In August 2016, Martin McGuinness and Arlene Foster wrote to Theresa May: "We are reassured by your commitment that we will be fully involved and represented in the negotiations on the terms of our future relationships with the EU and other countries. We regard this as a fundamental prerequisite of a meaningful negotiation process."

In November 2016, they penned a joint article for the local media: "It's hardly a secret that our two parties come from very different places and have very different ideologies. However, that should not and will not stop us working together on day-to-day, bread-and-butter issues. Brexit is a case in point. Our parties have opposing standpoints on this important issue. That hasn't prevented us agreeing a practical way forward as Executive ministers - identifying the key priorities as the negotiations unfold."

Broadly speaking, that was good enough for local business, manufacturing, retail, tourism, construction and farming organisations here.
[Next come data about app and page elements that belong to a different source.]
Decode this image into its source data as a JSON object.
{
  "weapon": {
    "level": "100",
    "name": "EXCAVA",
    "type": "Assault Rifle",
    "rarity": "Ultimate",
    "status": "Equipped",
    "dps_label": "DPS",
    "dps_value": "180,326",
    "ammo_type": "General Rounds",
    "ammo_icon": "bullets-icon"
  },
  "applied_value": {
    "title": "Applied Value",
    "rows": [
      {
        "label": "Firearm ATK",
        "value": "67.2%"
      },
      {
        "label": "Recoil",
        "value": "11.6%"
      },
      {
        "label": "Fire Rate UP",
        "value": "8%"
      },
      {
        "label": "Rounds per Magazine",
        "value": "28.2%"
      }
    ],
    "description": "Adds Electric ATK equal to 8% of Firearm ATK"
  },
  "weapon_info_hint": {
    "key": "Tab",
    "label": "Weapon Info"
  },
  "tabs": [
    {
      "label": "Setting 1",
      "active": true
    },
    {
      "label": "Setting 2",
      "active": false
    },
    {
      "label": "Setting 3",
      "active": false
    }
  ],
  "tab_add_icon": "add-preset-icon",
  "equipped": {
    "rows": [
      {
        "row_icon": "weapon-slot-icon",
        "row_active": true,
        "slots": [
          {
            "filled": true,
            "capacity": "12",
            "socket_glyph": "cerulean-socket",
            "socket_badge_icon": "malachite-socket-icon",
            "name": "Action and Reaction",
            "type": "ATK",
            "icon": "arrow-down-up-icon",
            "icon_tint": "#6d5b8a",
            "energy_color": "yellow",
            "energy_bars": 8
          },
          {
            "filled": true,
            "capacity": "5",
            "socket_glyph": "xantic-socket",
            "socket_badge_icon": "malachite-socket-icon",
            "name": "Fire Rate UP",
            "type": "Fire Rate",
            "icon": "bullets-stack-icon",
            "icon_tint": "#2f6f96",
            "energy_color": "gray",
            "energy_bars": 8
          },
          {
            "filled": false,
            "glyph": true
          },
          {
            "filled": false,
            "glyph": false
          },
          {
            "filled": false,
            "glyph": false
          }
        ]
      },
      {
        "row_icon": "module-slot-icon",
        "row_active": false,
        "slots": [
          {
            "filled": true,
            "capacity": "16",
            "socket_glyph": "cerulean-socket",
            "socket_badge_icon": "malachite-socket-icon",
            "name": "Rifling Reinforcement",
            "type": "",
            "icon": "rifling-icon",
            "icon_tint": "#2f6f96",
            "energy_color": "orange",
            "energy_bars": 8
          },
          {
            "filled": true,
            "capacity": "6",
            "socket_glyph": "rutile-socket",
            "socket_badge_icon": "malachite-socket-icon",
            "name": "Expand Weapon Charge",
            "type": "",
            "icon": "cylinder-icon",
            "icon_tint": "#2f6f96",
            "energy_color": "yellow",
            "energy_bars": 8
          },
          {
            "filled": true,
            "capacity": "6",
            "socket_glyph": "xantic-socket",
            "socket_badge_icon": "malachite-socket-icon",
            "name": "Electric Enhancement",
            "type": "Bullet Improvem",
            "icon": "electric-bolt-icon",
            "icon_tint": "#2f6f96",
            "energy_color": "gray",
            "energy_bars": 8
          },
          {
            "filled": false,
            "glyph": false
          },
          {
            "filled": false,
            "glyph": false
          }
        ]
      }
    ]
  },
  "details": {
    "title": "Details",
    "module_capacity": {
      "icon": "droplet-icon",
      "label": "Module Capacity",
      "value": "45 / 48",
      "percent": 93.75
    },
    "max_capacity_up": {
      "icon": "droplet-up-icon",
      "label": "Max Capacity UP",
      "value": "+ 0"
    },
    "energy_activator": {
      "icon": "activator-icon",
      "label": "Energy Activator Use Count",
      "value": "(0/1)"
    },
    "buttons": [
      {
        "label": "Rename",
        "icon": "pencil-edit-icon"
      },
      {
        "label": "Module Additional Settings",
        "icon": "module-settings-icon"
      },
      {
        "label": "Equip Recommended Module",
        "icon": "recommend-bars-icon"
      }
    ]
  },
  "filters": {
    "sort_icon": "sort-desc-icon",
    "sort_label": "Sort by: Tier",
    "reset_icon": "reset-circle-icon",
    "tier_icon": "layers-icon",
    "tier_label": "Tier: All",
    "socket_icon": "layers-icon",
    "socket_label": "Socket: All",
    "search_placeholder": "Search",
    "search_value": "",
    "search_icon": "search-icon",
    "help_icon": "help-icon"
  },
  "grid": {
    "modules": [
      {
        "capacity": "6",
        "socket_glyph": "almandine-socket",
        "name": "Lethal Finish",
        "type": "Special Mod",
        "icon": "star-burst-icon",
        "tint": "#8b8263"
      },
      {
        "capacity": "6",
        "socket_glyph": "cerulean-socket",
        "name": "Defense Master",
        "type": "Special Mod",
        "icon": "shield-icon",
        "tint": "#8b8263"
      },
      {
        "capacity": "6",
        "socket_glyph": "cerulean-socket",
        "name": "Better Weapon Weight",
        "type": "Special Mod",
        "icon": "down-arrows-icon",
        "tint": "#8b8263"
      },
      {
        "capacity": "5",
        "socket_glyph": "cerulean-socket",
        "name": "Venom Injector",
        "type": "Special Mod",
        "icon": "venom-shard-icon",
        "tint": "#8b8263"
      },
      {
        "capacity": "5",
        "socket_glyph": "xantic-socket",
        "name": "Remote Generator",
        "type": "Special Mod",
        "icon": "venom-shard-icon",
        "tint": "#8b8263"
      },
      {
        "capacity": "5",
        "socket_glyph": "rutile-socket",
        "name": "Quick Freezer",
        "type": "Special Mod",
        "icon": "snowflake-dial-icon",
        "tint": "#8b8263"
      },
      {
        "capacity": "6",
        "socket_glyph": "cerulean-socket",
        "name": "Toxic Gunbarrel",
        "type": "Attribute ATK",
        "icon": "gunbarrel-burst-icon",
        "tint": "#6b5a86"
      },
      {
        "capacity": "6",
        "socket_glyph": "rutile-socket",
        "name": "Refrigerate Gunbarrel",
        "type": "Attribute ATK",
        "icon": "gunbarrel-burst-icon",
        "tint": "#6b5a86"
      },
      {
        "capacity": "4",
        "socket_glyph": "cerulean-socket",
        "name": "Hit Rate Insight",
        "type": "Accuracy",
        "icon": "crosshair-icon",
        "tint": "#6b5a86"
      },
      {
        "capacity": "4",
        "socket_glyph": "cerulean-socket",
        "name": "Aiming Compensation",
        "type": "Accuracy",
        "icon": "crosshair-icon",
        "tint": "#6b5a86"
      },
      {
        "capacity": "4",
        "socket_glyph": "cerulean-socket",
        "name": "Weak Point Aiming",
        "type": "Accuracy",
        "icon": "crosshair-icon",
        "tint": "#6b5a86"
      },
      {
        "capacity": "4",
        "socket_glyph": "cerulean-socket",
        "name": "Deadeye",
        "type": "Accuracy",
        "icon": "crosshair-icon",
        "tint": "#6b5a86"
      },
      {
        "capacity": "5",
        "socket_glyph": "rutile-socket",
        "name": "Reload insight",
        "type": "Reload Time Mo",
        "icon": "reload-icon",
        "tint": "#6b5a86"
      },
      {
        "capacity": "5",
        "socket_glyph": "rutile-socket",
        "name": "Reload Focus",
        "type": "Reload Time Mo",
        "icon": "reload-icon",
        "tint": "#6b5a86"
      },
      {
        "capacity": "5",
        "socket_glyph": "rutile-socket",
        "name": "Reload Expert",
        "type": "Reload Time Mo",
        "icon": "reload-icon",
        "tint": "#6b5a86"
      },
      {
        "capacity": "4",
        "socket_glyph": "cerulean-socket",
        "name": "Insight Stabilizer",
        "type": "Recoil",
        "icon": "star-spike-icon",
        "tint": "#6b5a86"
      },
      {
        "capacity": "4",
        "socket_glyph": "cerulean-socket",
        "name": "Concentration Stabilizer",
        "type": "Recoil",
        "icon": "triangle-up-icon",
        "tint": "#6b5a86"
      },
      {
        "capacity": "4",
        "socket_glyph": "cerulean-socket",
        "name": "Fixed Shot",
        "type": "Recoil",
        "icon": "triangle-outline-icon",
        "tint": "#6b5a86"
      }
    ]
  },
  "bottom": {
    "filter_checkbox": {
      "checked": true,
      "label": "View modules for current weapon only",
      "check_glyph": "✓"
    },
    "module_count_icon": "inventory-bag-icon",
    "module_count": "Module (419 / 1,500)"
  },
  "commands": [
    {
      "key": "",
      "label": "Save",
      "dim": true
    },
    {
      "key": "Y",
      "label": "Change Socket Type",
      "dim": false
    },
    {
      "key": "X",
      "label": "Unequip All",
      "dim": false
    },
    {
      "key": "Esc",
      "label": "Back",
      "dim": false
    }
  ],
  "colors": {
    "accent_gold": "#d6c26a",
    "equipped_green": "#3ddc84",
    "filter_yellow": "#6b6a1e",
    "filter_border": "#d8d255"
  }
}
They were confident that their concerns and interests would be listened to by the Executive and represented at all levels of negotiation before and after Article 50 was triggered.

They were similarly confident that the Executive would speak with one voice and that the DUP and Sinn Fein would be prepared to compromise for the collective common good in Northern Ireland.

But that confidence collapsed along with the collapse of the Executive and Assembly just a few months later, in January 2017.

And, once........

© Belfast Telegraph